( 12/17/13)
Cape Town — Are you taking antiretroviral (ARV) drugs and want to know how well you're doing? If you live in a wealthy country, chances are that your progress is regularly checked using the "gold standard" - a viral load test. If you're in a developing country, where more people are on ARV medication and the need is greater, the expensive and complex test is hard to find, making it even more difficult to monitor whether your treatment is failing and you need to change your medication. But as the number of people receiving HIV treatment rises, and more people become eligible for treatment, the prohibitive cost of viral load tests will have to come down, and donors should use...
(Voice of America 12/17/13)

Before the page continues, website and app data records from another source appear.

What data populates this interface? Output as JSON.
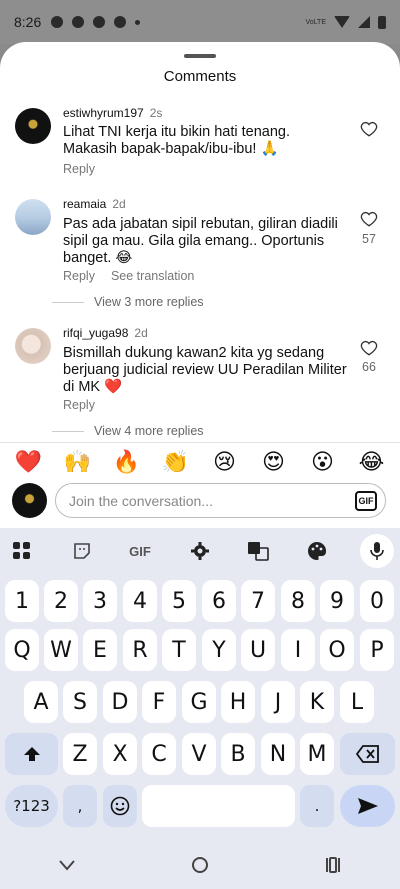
{
  "status_bar": {
    "time": "8:26",
    "volte": "VoLTE"
  },
  "sheet": {
    "title": "Comments"
  },
  "comments": [
    {
      "username": "estiwhyrum197",
      "time": "2s",
      "text": "Lihat TNI kerja itu bikin hati tenang. Makasih bapak-bapak/ibu-ibu! 🙏",
      "reply": "Reply",
      "likes": ""
    },
    {
      "username": "reamaia",
      "time": "2d",
      "text": "Pas ada jabatan sipil rebutan, giliran diadili sipil ga mau. Gila gila emang.. Oportunis banget. 😂",
      "reply": "Reply",
      "see_translation": "See translation",
      "likes": "57",
      "view_replies": "View 3 more replies"
    },
    {
      "username": "rifqi_yuga98",
      "time": "2d",
      "text": "Bismillah dukung kawan2 kita yg sedang berjuang judicial review UU Peradilan Militer di MK ❤️",
      "reply": "Reply",
      "likes": "66",
      "view_replies": "View 4 more replies"
    }
  ],
  "emoji_bar": [
    "❤️",
    "🙌",
    "🔥",
    "👏",
    "😢",
    "😍",
    "😮",
    "😂"
  ],
  "composer": {
    "placeholder": "Join the conversation...",
    "gif": "GIF"
  },
  "keyboard": {
    "toolbar": {
      "gif": "GIF"
    },
    "row_numbers": [
      "1",
      "2",
      "3",
      "4",
      "5",
      "6",
      "7",
      "8",
      "9",
      "0"
    ],
    "row1": [
      "Q",
      "W",
      "E",
      "R",
      "T",
      "Y",
      "U",
      "I",
      "O",
      "P"
    ],
    "row2": [
      "A",
      "S",
      "D",
      "F",
      "G",
      "H",
      "J",
      "K",
      "L"
    ],
    "row3": [
      "Z",
      "X",
      "C",
      "V",
      "B",
      "N",
      "M"
    ],
    "symbols": "?123",
    "comma": ",",
    "period": "."
  },
  "icons": {
    "heart": "heart-outline-icon",
    "shift": "shift-icon",
    "backspace": "backspace-icon",
    "enter": "send-arrow-icon",
    "emoji": "emoji-icon",
    "mic": "microphone-icon",
    "settings": "gear-icon",
    "translate": "translate-icon",
    "palette": "palette-icon",
    "apps": "grid-icon",
    "sticker": "sticker-icon"
  }
}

Washington — The developing world needs huge sums of money to address its many problems with health, housing, education, and more. A new report says corrupt practices by multinational companies, their government enablers, and others, however, are depriving people of a better life. A financial watchdog group, Washington-based Global Financial Integrity [GFI], reports astounding sums of money are extracted every year from African, Asian, and Latin American nations. GFI's new report says that in 2011, some $947 billion was taken out of these countries through what it calls illicit capital outflows. GFI Director Raymond Baker said the 10-year total is even more staggering. "Over the decade from 2002 to 2011, we're talking about $5.9 trillion that have moved out of...

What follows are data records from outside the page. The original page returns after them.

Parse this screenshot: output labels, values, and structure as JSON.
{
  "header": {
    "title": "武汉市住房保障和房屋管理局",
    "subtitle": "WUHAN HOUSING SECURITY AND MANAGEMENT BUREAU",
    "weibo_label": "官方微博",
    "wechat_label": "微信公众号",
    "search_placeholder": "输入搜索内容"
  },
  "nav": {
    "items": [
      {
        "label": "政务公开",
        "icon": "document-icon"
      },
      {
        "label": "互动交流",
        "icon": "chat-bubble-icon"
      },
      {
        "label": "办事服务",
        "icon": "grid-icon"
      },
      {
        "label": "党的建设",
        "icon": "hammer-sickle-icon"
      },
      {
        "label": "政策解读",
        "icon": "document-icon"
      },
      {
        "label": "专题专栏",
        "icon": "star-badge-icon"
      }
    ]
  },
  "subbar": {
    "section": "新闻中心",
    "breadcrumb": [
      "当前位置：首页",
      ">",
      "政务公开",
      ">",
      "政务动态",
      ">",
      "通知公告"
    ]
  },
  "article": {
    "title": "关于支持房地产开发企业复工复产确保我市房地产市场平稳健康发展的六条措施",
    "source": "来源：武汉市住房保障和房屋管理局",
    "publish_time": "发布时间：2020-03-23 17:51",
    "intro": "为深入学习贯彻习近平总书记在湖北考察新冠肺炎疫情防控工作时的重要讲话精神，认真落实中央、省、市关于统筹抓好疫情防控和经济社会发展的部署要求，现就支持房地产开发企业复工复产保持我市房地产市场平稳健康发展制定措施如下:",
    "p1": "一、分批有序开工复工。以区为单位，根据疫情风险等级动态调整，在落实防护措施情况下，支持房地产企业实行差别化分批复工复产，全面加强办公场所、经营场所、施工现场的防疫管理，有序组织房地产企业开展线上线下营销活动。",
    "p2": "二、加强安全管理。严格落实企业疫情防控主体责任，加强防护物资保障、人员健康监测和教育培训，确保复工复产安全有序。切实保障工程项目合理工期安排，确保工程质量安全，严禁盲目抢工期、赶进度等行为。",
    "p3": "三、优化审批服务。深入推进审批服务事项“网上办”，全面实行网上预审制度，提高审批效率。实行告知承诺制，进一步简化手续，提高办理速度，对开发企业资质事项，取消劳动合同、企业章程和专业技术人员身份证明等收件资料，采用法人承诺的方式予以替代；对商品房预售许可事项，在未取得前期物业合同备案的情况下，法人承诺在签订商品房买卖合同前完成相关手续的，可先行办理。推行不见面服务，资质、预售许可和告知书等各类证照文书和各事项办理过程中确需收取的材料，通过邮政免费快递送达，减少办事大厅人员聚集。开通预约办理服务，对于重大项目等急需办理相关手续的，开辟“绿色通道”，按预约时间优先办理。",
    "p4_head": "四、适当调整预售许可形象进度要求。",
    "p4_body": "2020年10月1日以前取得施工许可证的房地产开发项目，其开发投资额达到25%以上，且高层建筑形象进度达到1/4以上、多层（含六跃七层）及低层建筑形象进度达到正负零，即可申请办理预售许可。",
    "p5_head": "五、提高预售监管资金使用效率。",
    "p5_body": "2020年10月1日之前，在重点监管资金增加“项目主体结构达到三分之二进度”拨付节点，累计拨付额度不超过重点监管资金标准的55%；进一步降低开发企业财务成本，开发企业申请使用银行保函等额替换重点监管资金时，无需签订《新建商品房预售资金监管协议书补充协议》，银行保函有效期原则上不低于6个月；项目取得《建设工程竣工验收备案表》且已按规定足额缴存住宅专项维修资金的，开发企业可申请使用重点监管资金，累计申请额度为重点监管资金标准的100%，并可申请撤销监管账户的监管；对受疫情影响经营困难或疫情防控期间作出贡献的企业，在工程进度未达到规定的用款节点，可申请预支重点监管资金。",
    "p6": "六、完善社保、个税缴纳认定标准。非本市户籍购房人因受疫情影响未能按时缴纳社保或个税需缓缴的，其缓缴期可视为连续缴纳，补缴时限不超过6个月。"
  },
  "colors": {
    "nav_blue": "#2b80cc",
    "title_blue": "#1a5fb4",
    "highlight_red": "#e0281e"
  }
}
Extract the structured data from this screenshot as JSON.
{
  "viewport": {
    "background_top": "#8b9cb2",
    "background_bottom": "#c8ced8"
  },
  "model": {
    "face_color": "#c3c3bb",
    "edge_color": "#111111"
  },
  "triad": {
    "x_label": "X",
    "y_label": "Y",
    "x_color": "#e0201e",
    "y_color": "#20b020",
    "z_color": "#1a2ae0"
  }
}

(Daily Maverick 12/17/13)
As usual, this year threw up its fair share of bad news, disasters and controversies. SIMON ALLISON explains the stories that have him most worried for the continent's future. There was nothing wrong with the Kenyan elections, aside from a few inconsequential quibbles. They were generally considered free and fair, and turnout was excellent (88.6%). The problem came with the result: with a range of candidates to choose from, the majority of Kenyans plumped for the duo of Uhuru Kenyatta and William Ruto - two men united by little except their base pragmatism and their shared experience of being charged with crimes against humanity by the world's top court. The pair's shared infamy comes from their alleged involvement in the...

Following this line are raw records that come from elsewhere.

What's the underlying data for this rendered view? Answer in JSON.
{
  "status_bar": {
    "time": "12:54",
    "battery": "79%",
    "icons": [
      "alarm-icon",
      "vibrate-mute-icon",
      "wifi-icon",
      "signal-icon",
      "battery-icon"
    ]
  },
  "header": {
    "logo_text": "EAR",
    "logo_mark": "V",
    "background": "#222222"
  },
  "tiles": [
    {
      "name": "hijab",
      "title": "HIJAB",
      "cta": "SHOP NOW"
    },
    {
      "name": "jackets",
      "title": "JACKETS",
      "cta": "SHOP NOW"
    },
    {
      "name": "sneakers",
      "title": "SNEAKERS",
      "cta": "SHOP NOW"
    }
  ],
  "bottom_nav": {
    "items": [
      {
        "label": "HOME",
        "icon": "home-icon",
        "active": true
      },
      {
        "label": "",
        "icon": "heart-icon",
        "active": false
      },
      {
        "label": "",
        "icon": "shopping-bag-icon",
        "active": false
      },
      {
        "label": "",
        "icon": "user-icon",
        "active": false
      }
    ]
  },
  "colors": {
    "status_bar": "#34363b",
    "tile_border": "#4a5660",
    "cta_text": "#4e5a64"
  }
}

(Voice of America 12/16/13)
QUNU, SOUTH AFRICA — South Africa’s first black president, anti-apartheid leader Nelson Mandela, has been buried in his home village near Qunu, in Eastern Cape Province. Several thousand family members and close friends attended the funeral. Nelson Mandela was laid to rest Sunday among the hills of his ancestral homeland, eulogized by friends, family and admirers. His longtime friend, Ahmed Kathrada, called Mandela his older brother and moved the 4,500 participants with memories from the decades of struggle against apartheid and prison."The last time I saw Madiba alive was when I visited him in hospital. I was filled with an overwhelming sadness and emotion and I cried. He held my hand and it was profoundly heart-breaking and it brought out...
(CNN 12/16/13)
(CNN) -- With the passing of Nelson Mandela it might be timely to put aside out-of-date and ill-informed views of Africa, and see it the way Africans seem to: With a high level of optimism. Two-thirds of respondents to a CNN survey of more than 9,000 people across South Africa and 19 other African countries say they feel more confident about the future than when Mandela came to power. Corruption tops their list of fears -- particularly in Nigeria -- but generally they believe their leaders are "doing their best." The survey, conducted on smartphones, PCs and web-enabled feature phones, was an attempt to give a sense of the mood of Africans about their future and Mandela's legacy. It suggests...

Pages